Look through the lines below and extract any with the word "this".

** INPUT RECORDS follows **

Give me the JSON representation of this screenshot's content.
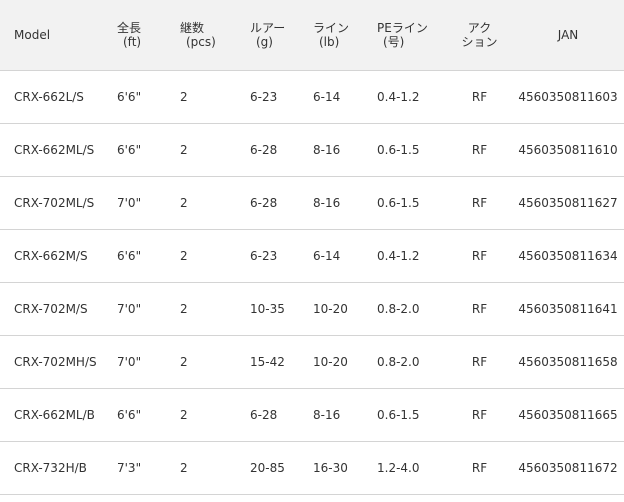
{
  "table": {
    "headers": [
      {
        "line1": "Model",
        "line2": ""
      },
      {
        "line1": "全長",
        "line2": "(ft)"
      },
      {
        "line1": "継数",
        "line2": "(pcs)"
      },
      {
        "line1": "ルアー",
        "line2": "(g)"
      },
      {
        "line1": "ライン",
        "line2": "(lb)"
      },
      {
        "line1": "PEライン",
        "line2": "(号)"
      },
      {
        "line1": "アク",
        "line2": "ション"
      },
      {
        "line1": "JAN",
        "line2": ""
      }
    ],
    "rows": [
      [
        "CRX-662L/S",
        "6'6\"",
        "2",
        "6-23",
        "6-14",
        "0.4-1.2",
        "RF",
        "4560350811603"
      ],
      [
        "CRX-662ML/S",
        "6'6\"",
        "2",
        "6-28",
        "8-16",
        "0.6-1.5",
        "RF",
        "4560350811610"
      ],
      [
        "CRX-702ML/S",
        "7'0\"",
        "2",
        "6-28",
        "8-16",
        "0.6-1.5",
        "RF",
        "4560350811627"
      ],
      [
        "CRX-662M/S",
        "6'6\"",
        "2",
        "6-23",
        "6-14",
        "0.4-1.2",
        "RF",
        "4560350811634"
      ],
      [
        "CRX-702M/S",
        "7'0\"",
        "2",
        "10-35",
        "10-20",
        "0.8-2.0",
        "RF",
        "4560350811641"
      ],
      [
        "CRX-702MH/S",
        "7'0\"",
        "2",
        "15-42",
        "10-20",
        "0.8-2.0",
        "RF",
        "4560350811658"
      ],
      [
        "CRX-662ML/B",
        "6'6\"",
        "2",
        "6-28",
        "8-16",
        "0.6-1.5",
        "RF",
        "4560350811665"
      ],
      [
        "CRX-732H/B",
        "7'3\"",
        "2",
        "20-85",
        "16-30",
        "1.2-4.0",
        "RF",
        "4560350811672"
      ]
    ]
  }
}
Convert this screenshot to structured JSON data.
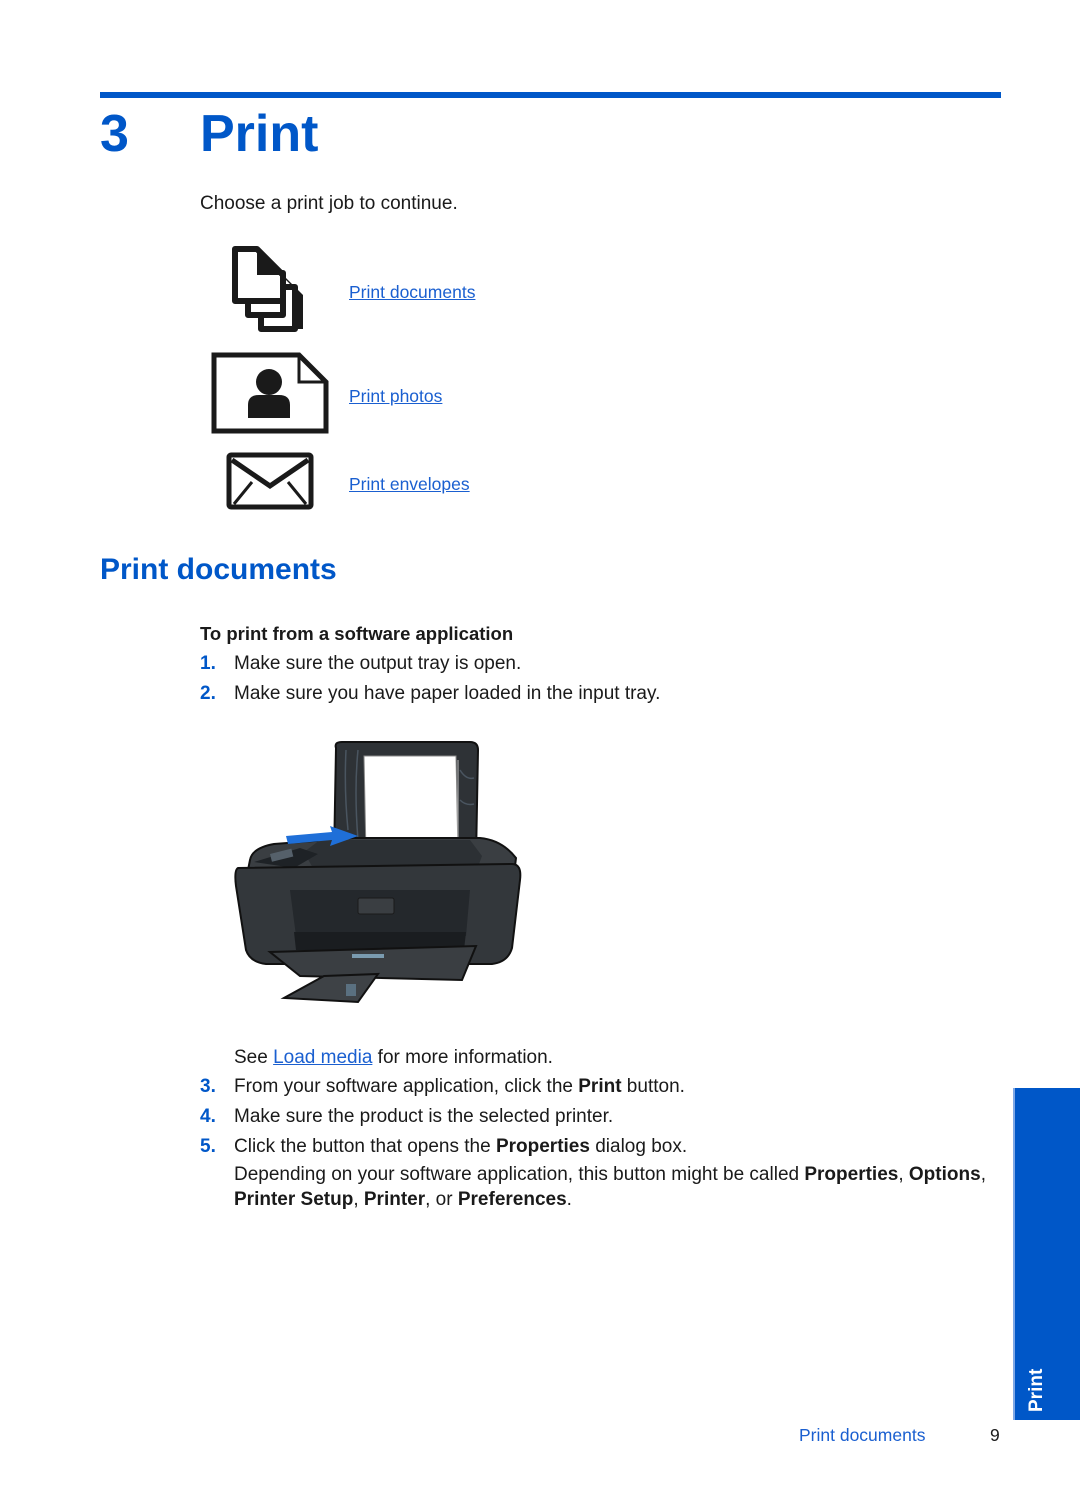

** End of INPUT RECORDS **

EXERCISE RESULT ::
Give me the JSON representation of this screenshot's content.
Convert this screenshot to structured JSON data.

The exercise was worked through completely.